The largesse of the extended celebrations countered Beal’s laid back demeanor but, like the little hairs beginning to huddle on his chin, they were also acknowledgments that the kid is growing up.
“I feel older. My bones are starting to wear down now,” Beal said, cracking a smile. “Getting old, man, for sure.”
But this week, at Team USA training camp at UNLV’s Mendenhall Center, Beal is also out to show he is getting better while matching up in practice with all-stars and other rising talents in the game. Unlike last summer, when he was in Las Vegas as a spectator limited to shooting stand-still jumpers as he recovered from a stress injury in his right leg and watching Wall compete, Beal is often sharing the floor with his Wizards backcourt mate.
“It’s a great sign for our team, for us continuing to grow and it’s just showing that we’re constantly getting better and better and better,” he said. “We’re going to put on for the city of D.C., and for our families and the Wizards organization.”
Wall was a late addition after all-star Russell Westbrook withdrew, but Beal was named to USA Basketball’s original 28-man pool for international competitions through 2016 and is one of a handful of shooting guards, along with James Harden, DeMar DeRozan, Klay Thompson and Kyle Korver.

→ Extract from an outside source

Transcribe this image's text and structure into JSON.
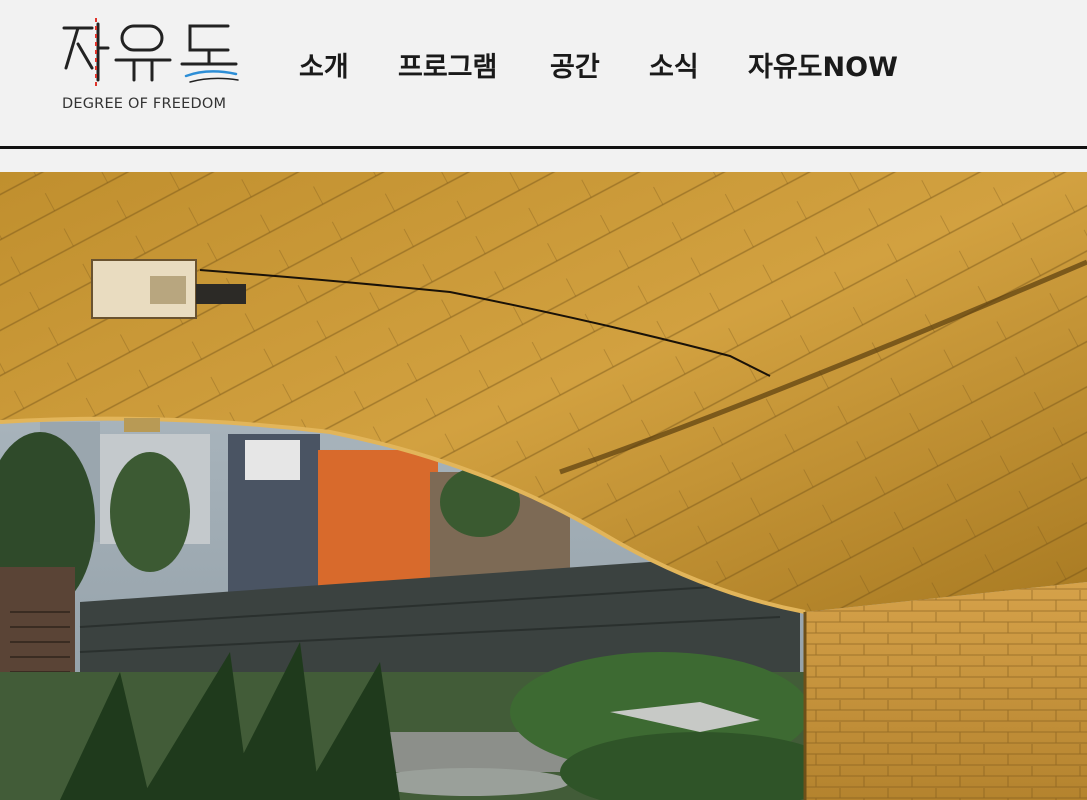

“I’m excited for one, for them to actually give me a chance and showcase my talents this year,” Beal said. “It’s been good so far. It could always be a little bit better. I’m definitely happy to be here and hopefully, I’ll have a great opportunity to be with the team. I’m always going to continue to learn and continue to get better every day. Just in terms of my IQ and learning. Learning from these guys especially. Just picking their brain a little bit.”
Beal has a long history with USA Basketball, having led the United States under-17 team to the gold medal in Germany in 2011. But he is in a difficult position because the depth of quality point guards capable of shooting and playing off the ball puts him in direct competition with them for backcourt slots.
“It’s crazy because everybody can pretty much do what the other players can do, so it’s kind of like a toss-up and whoever coach [Mike Krzyzewski] wants to pick,” he said. “I’ve got to continue to bring that mentality that I’m a great shooter. I have to have that mentality that I can score the ball, drive to the basket, get guys involved and I can do pretty much all of the things these other guys can do. I’m just trying to stand out more.”
SOME RANDOM HEADLINES: Is there any love at all for Andrew Wiggins in Cleveland? … New Bucks guard Jerryd Bayless looks forward to learning from coach Jason Kidd … Metta World Peace still wants to win a title for Indianapolis … Thunder fans and observers are going to have a grueling two years on Durant Watch … There is plenty of cap space and many tough decisions ahead for the Utah Jazz